- [Exercise instructions] Word for word, restate the listing; omit the pictures.

- [Records provided]
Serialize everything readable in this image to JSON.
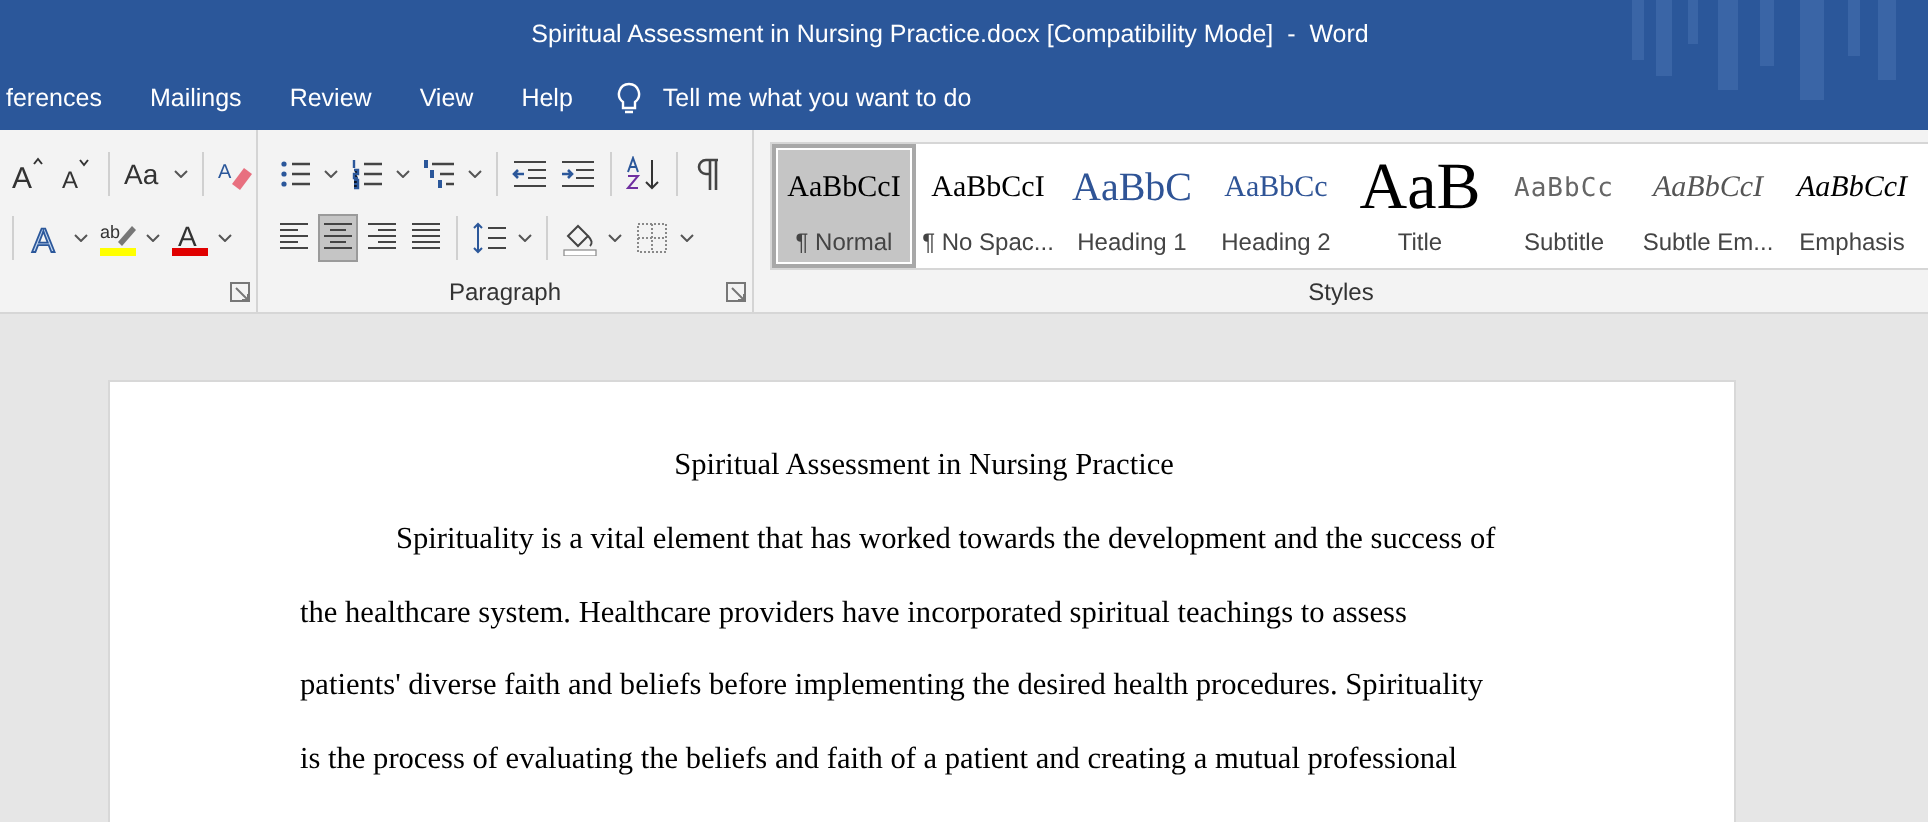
{
  "window": {
    "title": "Spiritual Assessment in Nursing Practice.docx [Compatibility Mode]  -  Word"
  },
  "ribbon_tabs": [
    {
      "label": "ferences",
      "selected": false
    },
    {
      "label": "Mailings",
      "selected": false
    },
    {
      "label": "Review",
      "selected": false
    },
    {
      "label": "View",
      "selected": false
    },
    {
      "label": "Help",
      "selected": false
    }
  ],
  "tell_me": {
    "placeholder": "Tell me what you want to do"
  },
  "font_group": {
    "tools": [
      {
        "kind": "grow_font",
        "glyph": "A"
      },
      {
        "kind": "shrink_font",
        "glyph": "A"
      },
      {
        "kind": "change_case",
        "glyph": "Aa"
      },
      {
        "kind": "clear_formatting",
        "glyph": "A"
      },
      {
        "kind": "text_effects",
        "glyph": "A"
      },
      {
        "kind": "highlight",
        "glyph": "ab"
      },
      {
        "kind": "font_color",
        "glyph": "A"
      }
    ]
  },
  "paragraph_group": {
    "label": "Paragraph",
    "alignments": [
      {
        "kind": "left",
        "selected": false
      },
      {
        "kind": "center",
        "selected": true
      },
      {
        "kind": "right",
        "selected": false
      },
      {
        "kind": "justify",
        "selected": false
      }
    ]
  },
  "styles_group": {
    "label": "Styles",
    "styles": [
      {
        "kind": "normal",
        "sample": "AaBbCcI",
        "label": "¶ Normal",
        "selected": true
      },
      {
        "kind": "normal",
        "sample": "AaBbCcI",
        "label": "¶ No Spac...",
        "selected": false
      },
      {
        "kind": "heading1",
        "sample": "AaBbC",
        "label": "Heading 1",
        "selected": false
      },
      {
        "kind": "heading2",
        "sample": "AaBbCc",
        "label": "Heading 2",
        "selected": false
      },
      {
        "kind": "title",
        "sample": "AaB",
        "label": "Title",
        "selected": false
      },
      {
        "kind": "subtitle",
        "sample": "AaBbCc",
        "label": "Subtitle",
        "selected": false
      },
      {
        "kind": "subtle",
        "sample": "AaBbCcI",
        "label": "Subtle Em...",
        "selected": false
      },
      {
        "kind": "emphasis",
        "sample": "AaBbCcI",
        "label": "Emphasis",
        "selected": false
      }
    ]
  },
  "document": {
    "title": "Spiritual Assessment in Nursing Practice",
    "paragraph_lines": [
      "Spirituality is a vital element that has worked towards the development and the success of",
      "the healthcare system. Healthcare providers have incorporated spiritual teachings to assess",
      "patients' diverse faith and beliefs before implementing the desired health procedures. Spirituality",
      "is the process of evaluating the beliefs and faith of a patient and creating a mutual professional"
    ]
  }
}
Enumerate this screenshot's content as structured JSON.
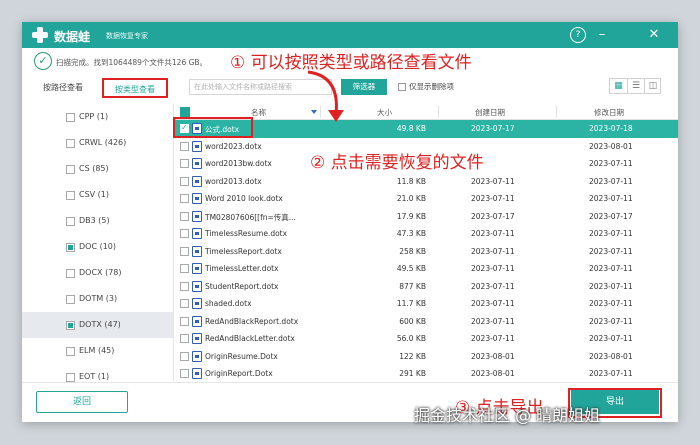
{
  "titlebar": {
    "app_name": "数据蛙",
    "app_subtitle": "数据恢复专家",
    "help_icon": "help-icon",
    "minimize_icon": "minimize-icon",
    "close_icon": "close-icon"
  },
  "status": {
    "text": "扫描完成。找到1064489个文件共126 GB。"
  },
  "annotations": {
    "step1": "① 可以按照类型或路径查看文件",
    "step2": "② 点击需要恢复的文件",
    "step3": "③ 点击导出"
  },
  "tabs": {
    "by_path": "按路径查看",
    "by_type": "按类型查看"
  },
  "search": {
    "placeholder": "在此处输入文件名称或路径搜索"
  },
  "filter_button": "筛选器",
  "deleted_only_label": "仅显示删除项",
  "view_toggles": [
    "grid-view-icon",
    "list-view-icon",
    "detail-view-icon"
  ],
  "file_types": [
    {
      "label": "CPP (1)",
      "state": "unchecked",
      "selected": false
    },
    {
      "label": "CRWL (426)",
      "state": "unchecked",
      "selected": false
    },
    {
      "label": "CS (85)",
      "state": "unchecked",
      "selected": false
    },
    {
      "label": "CSV (1)",
      "state": "unchecked",
      "selected": false
    },
    {
      "label": "DB3 (5)",
      "state": "unchecked",
      "selected": false
    },
    {
      "label": "DOC (10)",
      "state": "partial",
      "selected": false
    },
    {
      "label": "DOCX (78)",
      "state": "unchecked",
      "selected": false
    },
    {
      "label": "DOTM (3)",
      "state": "unchecked",
      "selected": false
    },
    {
      "label": "DOTX (47)",
      "state": "partial",
      "selected": true
    },
    {
      "label": "ELM (45)",
      "state": "unchecked",
      "selected": false
    },
    {
      "label": "EOT (1)",
      "state": "unchecked",
      "selected": false
    }
  ],
  "table": {
    "headers": {
      "name": "名称",
      "size": "大小",
      "created": "创建日期",
      "modified": "修改日期"
    },
    "rows": [
      {
        "name": "公式.dotx",
        "size": "49.8 KB",
        "created": "2023-07-17",
        "modified": "2023-07-18",
        "selected": true
      },
      {
        "name": "word2023.dotx",
        "size": "",
        "created": "",
        "modified": "2023-08-01",
        "selected": false
      },
      {
        "name": "word2013bw.dotx",
        "size": "",
        "created": "",
        "modified": "2023-07-11",
        "selected": false
      },
      {
        "name": "word2013.dotx",
        "size": "11.8 KB",
        "created": "2023-07-11",
        "modified": "2023-07-11",
        "selected": false
      },
      {
        "name": "Word 2010 look.dotx",
        "size": "21.0 KB",
        "created": "2023-07-11",
        "modified": "2023-07-11",
        "selected": false
      },
      {
        "name": "TM02807606[[fn=传真...",
        "size": "17.9 KB",
        "created": "2023-07-17",
        "modified": "2023-07-17",
        "selected": false
      },
      {
        "name": "TimelessResume.dotx",
        "size": "47.3 KB",
        "created": "2023-07-11",
        "modified": "2023-07-11",
        "selected": false
      },
      {
        "name": "TimelessReport.dotx",
        "size": "258 KB",
        "created": "2023-07-11",
        "modified": "2023-07-11",
        "selected": false
      },
      {
        "name": "TimelessLetter.dotx",
        "size": "49.5 KB",
        "created": "2023-07-11",
        "modified": "2023-07-11",
        "selected": false
      },
      {
        "name": "StudentReport.dotx",
        "size": "877 KB",
        "created": "2023-07-11",
        "modified": "2023-07-11",
        "selected": false
      },
      {
        "name": "shaded.dotx",
        "size": "11.7 KB",
        "created": "2023-07-11",
        "modified": "2023-07-11",
        "selected": false
      },
      {
        "name": "RedAndBlackReport.dotx",
        "size": "600 KB",
        "created": "2023-07-11",
        "modified": "2023-07-11",
        "selected": false
      },
      {
        "name": "RedAndBlackLetter.dotx",
        "size": "56.0 KB",
        "created": "2023-07-11",
        "modified": "2023-07-11",
        "selected": false
      },
      {
        "name": "OriginResume.Dotx",
        "size": "122 KB",
        "created": "2023-08-01",
        "modified": "2023-08-01",
        "selected": false
      },
      {
        "name": "OriginReport.Dotx",
        "size": "291 KB",
        "created": "2023-08-01",
        "modified": "2023-07-11",
        "selected": false
      }
    ]
  },
  "footer": {
    "back_label": "返回",
    "export_label": "导出"
  },
  "watermark": "掘金技术社区 @ 晴朗姐姐",
  "colors": {
    "accent": "#21a59a",
    "selected_row": "#2bb3a3",
    "annotation_red": "#e02121"
  }
}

- [Response for this exercise]
Serialize everything readable in this image to JSON.
{
  "window": {
    "title": "Spiritual Assessment in Nursing Practice.docx [Compatibility Mode]  -  Word"
  },
  "ribbon_tabs": [
    {
      "label": "ferences",
      "selected": false
    },
    {
      "label": "Mailings",
      "selected": false
    },
    {
      "label": "Review",
      "selected": false
    },
    {
      "label": "View",
      "selected": false
    },
    {
      "label": "Help",
      "selected": false
    }
  ],
  "tell_me": {
    "placeholder": "Tell me what you want to do"
  },
  "font_group": {
    "tools": [
      {
        "kind": "grow_font",
        "glyph": "A"
      },
      {
        "kind": "shrink_font",
        "glyph": "A"
      },
      {
        "kind": "change_case",
        "glyph": "Aa"
      },
      {
        "kind": "clear_formatting",
        "glyph": "A"
      },
      {
        "kind": "text_effects",
        "glyph": "A"
      },
      {
        "kind": "highlight",
        "glyph": "ab"
      },
      {
        "kind": "font_color",
        "glyph": "A"
      }
    ]
  },
  "paragraph_group": {
    "label": "Paragraph",
    "alignments": [
      {
        "kind": "left",
        "selected": false
      },
      {
        "kind": "center",
        "selected": true
      },
      {
        "kind": "right",
        "selected": false
      },
      {
        "kind": "justify",
        "selected": false
      }
    ]
  },
  "styles_group": {
    "label": "Styles",
    "styles": [
      {
        "kind": "normal",
        "sample": "AaBbCcI",
        "label": "¶ Normal",
        "selected": true
      },
      {
        "kind": "normal",
        "sample": "AaBbCcI",
        "label": "¶ No Spac...",
        "selected": false
      },
      {
        "kind": "heading1",
        "sample": "AaBbC",
        "label": "Heading 1",
        "selected": false
      },
      {
        "kind": "heading2",
        "sample": "AaBbCc",
        "label": "Heading 2",
        "selected": false
      },
      {
        "kind": "title",
        "sample": "AaB",
        "label": "Title",
        "selected": false
      },
      {
        "kind": "subtitle",
        "sample": "AaBbCc",
        "label": "Subtitle",
        "selected": false
      },
      {
        "kind": "subtle",
        "sample": "AaBbCcI",
        "label": "Subtle Em...",
        "selected": false
      },
      {
        "kind": "emphasis",
        "sample": "AaBbCcI",
        "label": "Emphasis",
        "selected": false
      }
    ]
  },
  "document": {
    "title": "Spiritual Assessment in Nursing Practice",
    "paragraph_lines": [
      "Spirituality is a vital element that has worked towards the development and the success of",
      "the healthcare system. Healthcare providers have incorporated spiritual teachings to assess",
      "patients' diverse faith and beliefs before implementing the desired health procedures. Spirituality",
      "is the process of evaluating the beliefs and faith of a patient and creating a mutual professional"
    ]
  }
}
Enumerate this screenshot's content as structured JSON.
{
  "titlebar": {
    "app_name": "数据蛙",
    "app_subtitle": "数据恢复专家",
    "help_icon": "help-icon",
    "minimize_icon": "minimize-icon",
    "close_icon": "close-icon"
  },
  "status": {
    "text": "扫描完成。找到1064489个文件共126 GB。"
  },
  "annotations": {
    "step1": "① 可以按照类型或路径查看文件",
    "step2": "② 点击需要恢复的文件",
    "step3": "③ 点击导出"
  },
  "tabs": {
    "by_path": "按路径查看",
    "by_type": "按类型查看"
  },
  "search": {
    "placeholder": "在此处输入文件名称或路径搜索"
  },
  "filter_button": "筛选器",
  "deleted_only_label": "仅显示删除项",
  "view_toggles": [
    "grid-view-icon",
    "list-view-icon",
    "detail-view-icon"
  ],
  "file_types": [
    {
      "label": "CPP (1)",
      "state": "unchecked",
      "selected": false
    },
    {
      "label": "CRWL (426)",
      "state": "unchecked",
      "selected": false
    },
    {
      "label": "CS (85)",
      "state": "unchecked",
      "selected": false
    },
    {
      "label": "CSV (1)",
      "state": "unchecked",
      "selected": false
    },
    {
      "label": "DB3 (5)",
      "state": "unchecked",
      "selected": false
    },
    {
      "label": "DOC (10)",
      "state": "partial",
      "selected": false
    },
    {
      "label": "DOCX (78)",
      "state": "unchecked",
      "selected": false
    },
    {
      "label": "DOTM (3)",
      "state": "unchecked",
      "selected": false
    },
    {
      "label": "DOTX (47)",
      "state": "partial",
      "selected": true
    },
    {
      "label": "ELM (45)",
      "state": "unchecked",
      "selected": false
    },
    {
      "label": "EOT (1)",
      "state": "unchecked",
      "selected": false
    }
  ],
  "table": {
    "headers": {
      "name": "名称",
      "size": "大小",
      "created": "创建日期",
      "modified": "修改日期"
    },
    "rows": [
      {
        "name": "公式.dotx",
        "size": "49.8 KB",
        "created": "2023-07-17",
        "modified": "2023-07-18",
        "selected": true
      },
      {
        "name": "word2023.dotx",
        "size": "",
        "created": "",
        "modified": "2023-08-01",
        "selected": false
      },
      {
        "name": "word2013bw.dotx",
        "size": "",
        "created": "",
        "modified": "2023-07-11",
        "selected": false
      },
      {
        "name": "word2013.dotx",
        "size": "11.8 KB",
        "created": "2023-07-11",
        "modified": "2023-07-11",
        "selected": false
      },
      {
        "name": "Word 2010 look.dotx",
        "size": "21.0 KB",
        "created": "2023-07-11",
        "modified": "2023-07-11",
        "selected": false
      },
      {
        "name": "TM02807606[[fn=传真...",
        "size": "17.9 KB",
        "created": "2023-07-17",
        "modified": "2023-07-17",
        "selected": false
      },
      {
        "name": "TimelessResume.dotx",
        "size": "47.3 KB",
        "created": "2023-07-11",
        "modified": "2023-07-11",
        "selected": false
      },
      {
        "name": "TimelessReport.dotx",
        "size": "258 KB",
        "created": "2023-07-11",
        "modified": "2023-07-11",
        "selected": false
      },
      {
        "name": "TimelessLetter.dotx",
        "size": "49.5 KB",
        "created": "2023-07-11",
        "modified": "2023-07-11",
        "selected": false
      },
      {
        "name": "StudentReport.dotx",
        "size": "877 KB",
        "created": "2023-07-11",
        "modified": "2023-07-11",
        "selected": false
      },
      {
        "name": "shaded.dotx",
        "size": "11.7 KB",
        "created": "2023-07-11",
        "modified": "2023-07-11",
        "selected": false
      },
      {
        "name": "RedAndBlackReport.dotx",
        "size": "600 KB",
        "created": "2023-07-11",
        "modified": "2023-07-11",
        "selected": false
      },
      {
        "name": "RedAndBlackLetter.dotx",
        "size": "56.0 KB",
        "created": "2023-07-11",
        "modified": "2023-07-11",
        "selected": false
      },
      {
        "name": "OriginResume.Dotx",
        "size": "122 KB",
        "created": "2023-08-01",
        "modified": "2023-08-01",
        "selected": false
      },
      {
        "name": "OriginReport.Dotx",
        "size": "291 KB",
        "created": "2023-08-01",
        "modified": "2023-07-11",
        "selected": false
      }
    ]
  },
  "footer": {
    "back_label": "返回",
    "export_label": "导出"
  },
  "watermark": "掘金技术社区 @ 晴朗姐姐",
  "colors": {
    "accent": "#21a59a",
    "selected_row": "#2bb3a3",
    "annotation_red": "#e02121"
  }
}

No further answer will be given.